These questions are for your own personal reflections on the story. Perhaps you don’t relate to the whole story, but parts of it do resonate with aspects of your experience. Those are the parts you can work with. And if you find a question disturbing, do seek out a wise and trusted friend or therapist to talk it over with.

I would encourage you as you reflect on these questions to have your favourite creativity materials or a visual journal nearby. Be open to any images that may come to you and concretize your reflections in some sort of art-making.

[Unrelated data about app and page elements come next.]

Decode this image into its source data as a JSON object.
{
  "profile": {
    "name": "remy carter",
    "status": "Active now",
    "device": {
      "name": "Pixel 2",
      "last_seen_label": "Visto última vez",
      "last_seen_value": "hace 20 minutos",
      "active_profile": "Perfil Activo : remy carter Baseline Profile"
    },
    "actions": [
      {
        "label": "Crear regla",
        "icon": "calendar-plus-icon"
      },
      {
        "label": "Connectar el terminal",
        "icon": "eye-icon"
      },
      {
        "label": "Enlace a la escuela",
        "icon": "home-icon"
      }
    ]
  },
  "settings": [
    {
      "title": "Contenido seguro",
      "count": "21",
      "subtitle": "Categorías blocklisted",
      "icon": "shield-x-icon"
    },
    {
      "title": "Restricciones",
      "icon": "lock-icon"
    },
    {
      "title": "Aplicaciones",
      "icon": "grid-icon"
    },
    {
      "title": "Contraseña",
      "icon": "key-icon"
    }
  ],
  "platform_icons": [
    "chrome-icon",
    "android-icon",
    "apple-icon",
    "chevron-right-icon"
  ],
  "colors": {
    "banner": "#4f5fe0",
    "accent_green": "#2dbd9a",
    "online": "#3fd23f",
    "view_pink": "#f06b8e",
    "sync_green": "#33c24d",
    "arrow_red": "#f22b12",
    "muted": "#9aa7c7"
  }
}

The well as a source connection to underground water symbolises psychologically and mytho-poetically our connection to the wisdom of the unconscious. It is important to practice being receptive to that wisdom, to keep the channels open, e.g. in exploring our dreams, meditation and paying attention to our intuition and creative urges.

  • In the tale of your life, what phase in the pattern (see Annotations) of Separation, Initiation and Return might you be experiencing? How do you know this? How does it feel? What have you learned and gained along the way?
  • As a woman, you might reflect on your initiation into womanhood. Was your transition easy or difficult? What support did you have? Is there a girl in your life for whom you could make this transition easier or more meaningful?
  • What about the other phases like pregnancy or birthing a project? If you are a crone (a highly honoured position) how are you using your wisdom to nurture the younger generation?
  • How have conditions changed for women in your lifetime? What more needs to be done? What are some of the ways you can actively support your fellow women?
  • How do you honour the sacred feminine in your life (even if you are a man)?